Scott v. Harris - 05-1631 (2007)
BREYER, J., CONCURRING
SCOTT V. HARRIS
550 U. S. ____ (2007)
SUPREME COURT OF THE UNITED STATES
TIMOTHY SCOTT, PETITIONER v. VICTOR HARRIS
on writ of certiorari to the united states court of appeals for the eleventh circuit
[April 30, 2007]
Justice Breyer, concurring.
I join the Court’s opinion with one suggestion and two qualifications. Because watching the video footage of the car chase made a difference to my own view of the case, I suggest that the interested reader take advantage of the link in the Court’s opinion, ante, at 5, n. 5, and watch it. Having done so, I do not believe a reasonable jury could, in this instance, find that Officer Timothy Scott (who joined the chase late in the day and did not know the specific reason why the respondent was being pursued) acted in violation of the Constitution.
Second, the video makes clear the highly fact-dependent nature of this constitutional determination. And that fact-dependency supports the argument that we should overrule the requirement, announced in Saucier v. Katz, 533 U. S. 194 (2001), that lower courts must first decide the “constitutional question” before they turn to the “qualified immunity question.” See id., at 200 (“[T]he first inquiry must be whether a constitutional right would have been violated on the facts alleged”). Instead, lower courts should be free to decide the two questions in whatever order makes sense in the context of a particular case. Although I do not object to our deciding the constitutional question in this particular case, I believe that in order to lift the burden from lower courts we can and should reconsider Saucier’s requirement as well.
Sometimes (e.g., where a defendant is clearly entitled to qualified immunity) Saucier’s fixed order-of-battle rule wastes judicial resources in that it may require courts to answer a difficult constitutional question unnecessarily. Sometimes (e.g., where the defendant loses the constitutional question but wins on qualified immunity) that order-of-battle rule may immunize an incorrect constitutional ruling from review. Sometimes, as here, the order-of-battle rule will spawn constitutional rulings in areas of law so fact dependent that the result will be confusion rather than clarity. And frequently the order-of-battle rule violates that older, wiser judicial counsel “not to pass on questions of constitutionality … unless such adjudication is unavoidable.” Spector Motor Service, Inc. v. McLaughlin, 323 U. S. 101, 105 (1944); see Ashwander v. TVA, 297 U. S. 288, 347 (1936) (Brandeis, J., concurring) (“The Court will not pass upon a constitutional question although properly presented by the record, if there is also present some other ground upon which the case may be disposed of ”). In a sharp departure from this counsel, Saucier requires courts to embrace unnecessary constitutional questions not to avoid them.

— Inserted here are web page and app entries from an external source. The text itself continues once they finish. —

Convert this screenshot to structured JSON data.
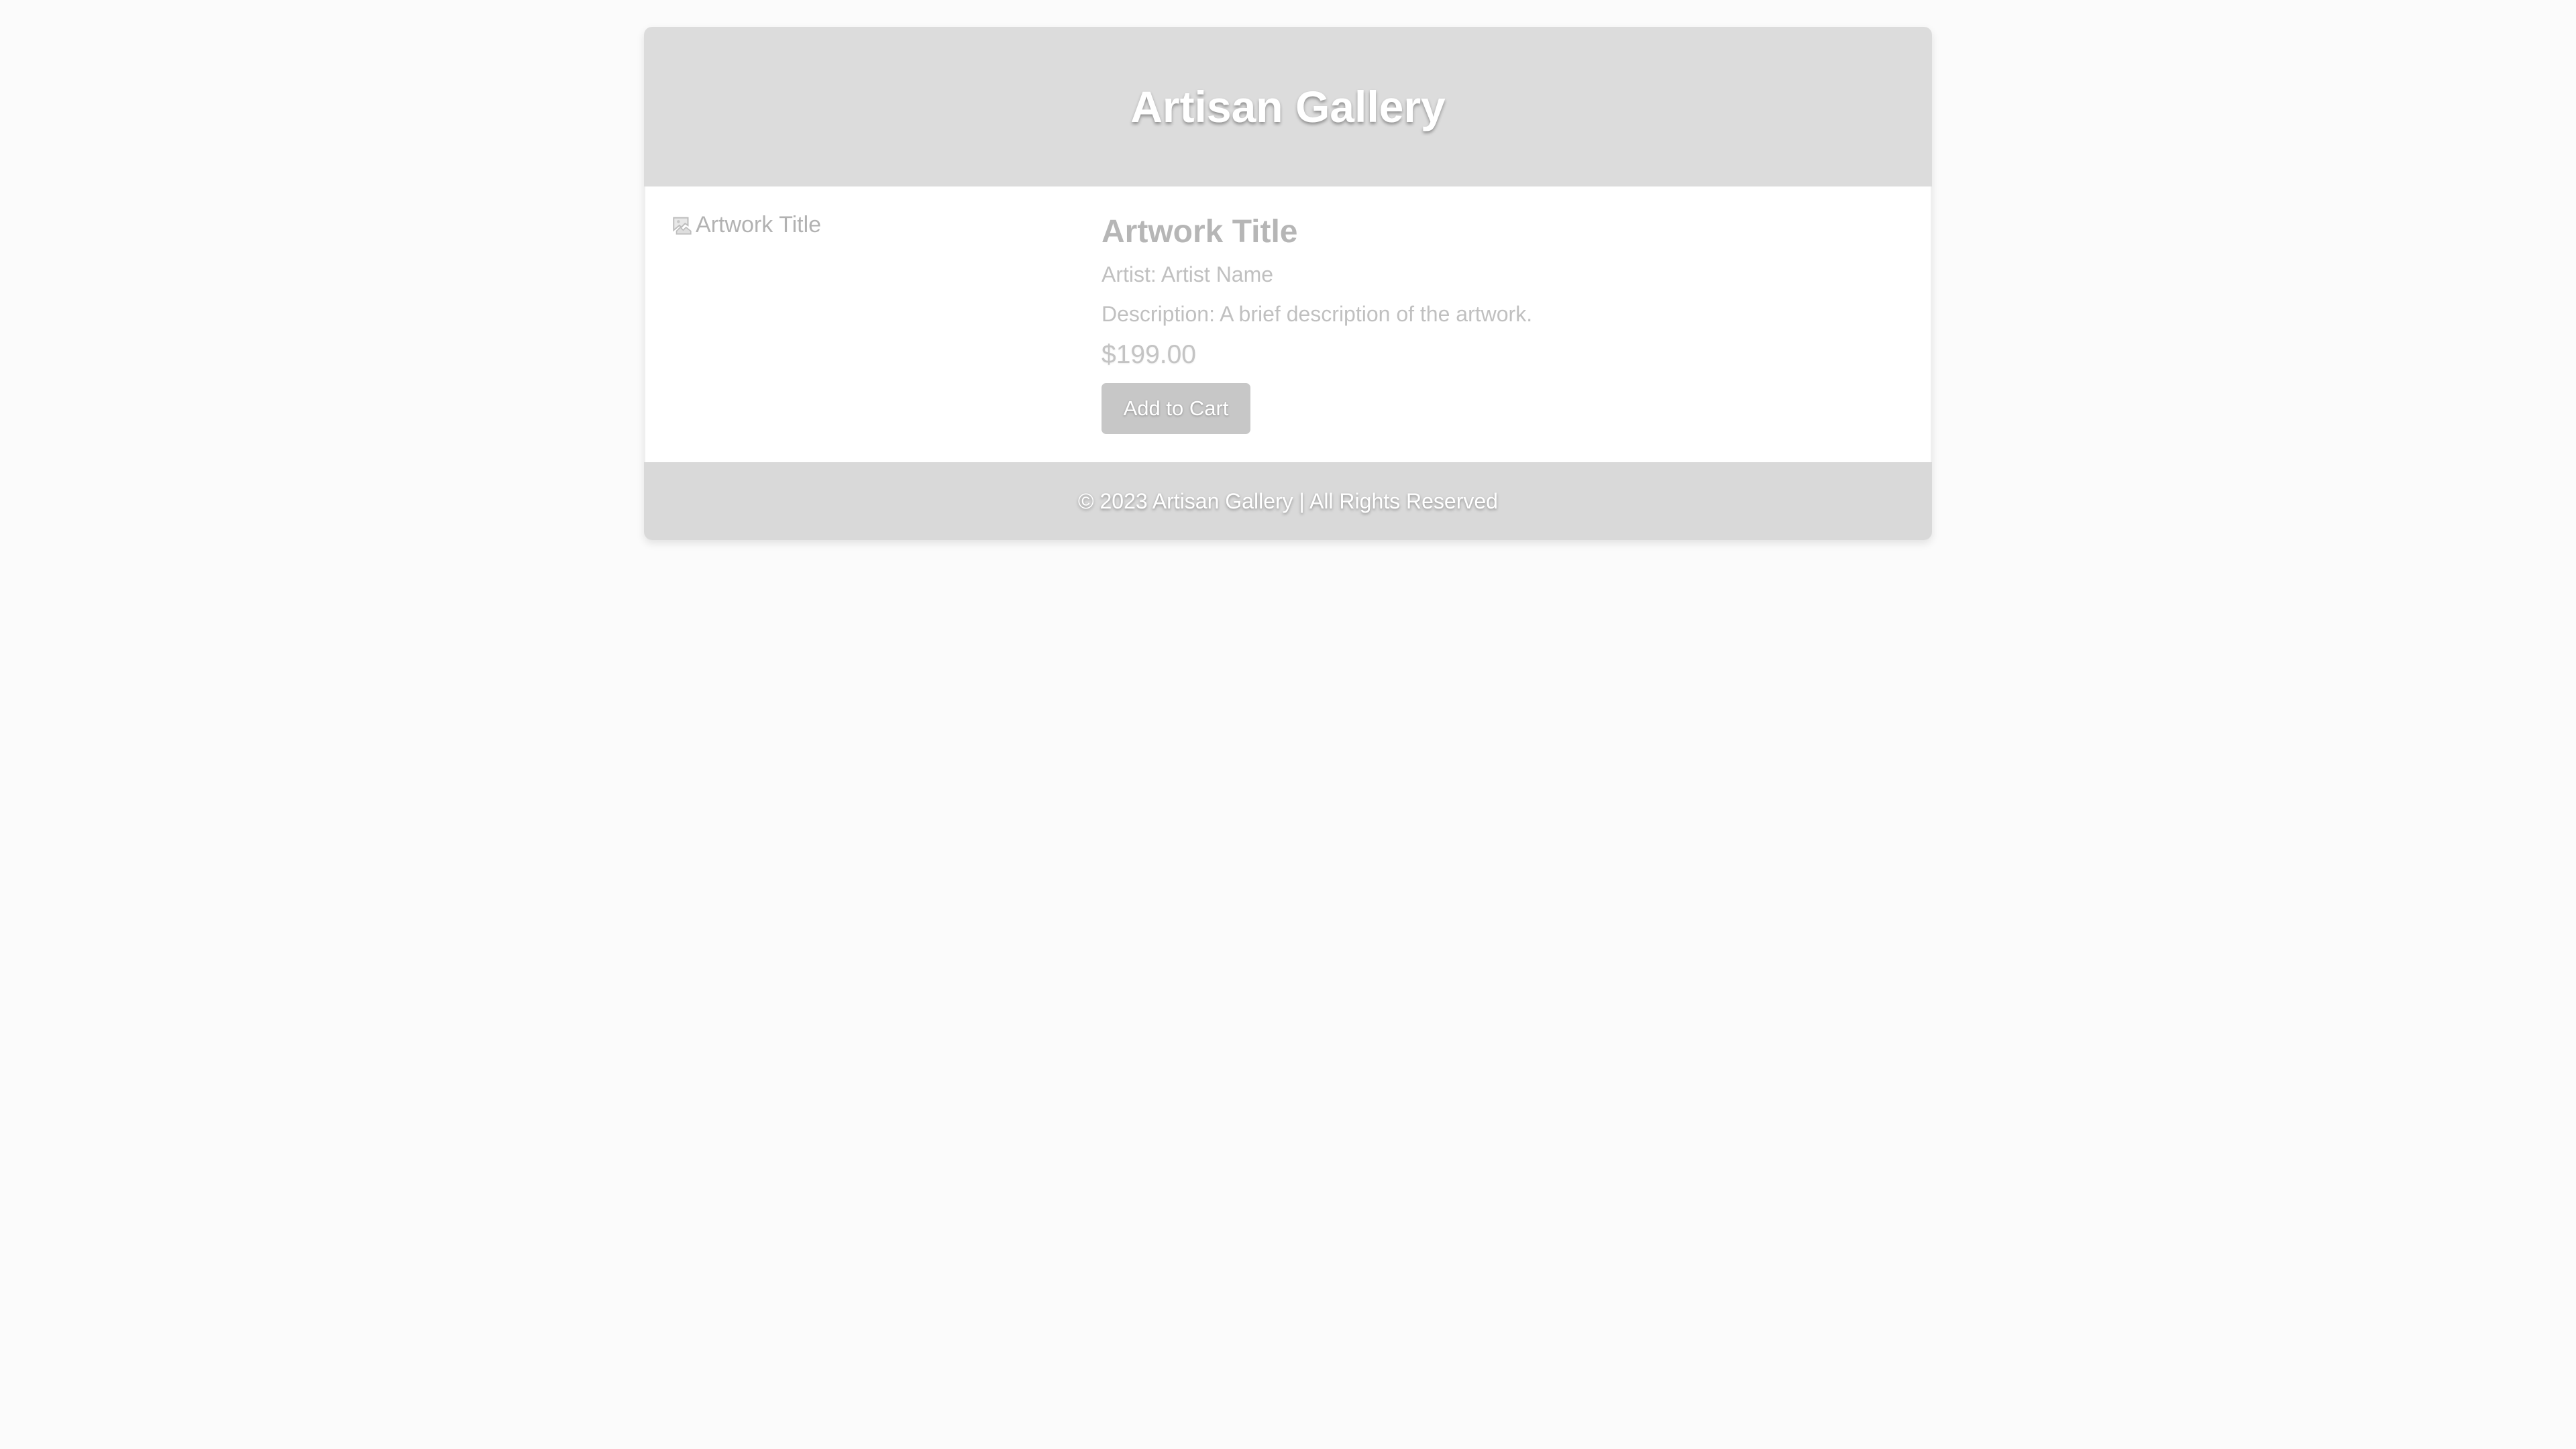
{
  "header": {
    "title": "Artisan Gallery"
  },
  "product": {
    "image_alt": "Artwork Title",
    "title": "Artwork Title",
    "artist": "Artist: Artist Name",
    "description": "Description: A brief description of the artwork.",
    "price": "$199.00",
    "add_to_cart_label": "Add to Cart",
    "image_icon": "broken-image-icon"
  },
  "footer": {
    "copyright": "© 2023 Artisan Gallery | All Rights Reserved"
  },
  "colors": {
    "page_background": "#fbfbfb",
    "header_background": "#dcdcdc",
    "footer_background": "#d9d9d9",
    "button_background": "#c7c7c7",
    "muted_text": "#c0c0c0"
  }
}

It is not surprising that commentators, judges, and, in this case, 28 States in an amicus brief, have invited us to reconsider Saucier’s requirement. See Leval, Judging Under the Constitution: Dicta About Dicta, 81 N. Y. U. L. Rev. 1249, 1275 (2006) (calling the requirement “a puzzling misadventure in constitutional dictum”); Dirrane v. Brookline Police Dept., 315 F. 3d 65, 69–70 (CA1 2002) (referring to the requirement as “an uncomfortable exercise” when “the answer whether there was a violation may depend on a kaleidoscope of facts not yet fully developed”); Lyons v. Xenia, 417 F. 3d 565, 580–584 (CA6 2005) (Sutton, J., concurring); Brief for State of Illinois et al. as Amici Curiae. I would accept that invitation.
While this Court should generally be reluctant to overturn precedents, stare decisis concerns are at their weakest here. See, e.g., Payne v. Tennessee, 501 U. S. 808, 828 (1991) (“Considerations in favor of stare decisis” are at their weakest in cases “involving procedural and evidentiary rules”). The order-of-battle rule is relatively novel, it primarily affects judges, and there has been little reliance upon it.
Third, I disagree with the Court insofar as it articulates a per se rule. The majority states: “A police officer’s attempt to terminate a dangerous high-speed car chase that threatens the lives of innocent bystanders does not violate the Fourth Amendment, even when it places the fleeing motorist at risk of serious injury or death.” Ante, at 13. This statement is too absolute. As Justice Ginsburg points out, ante, at 1, whether a high-speed chase violates the Fourth Amendment may well depend upon more circumstances than the majority’s rule reflects. With these qualifications, I join the Court’s opinion.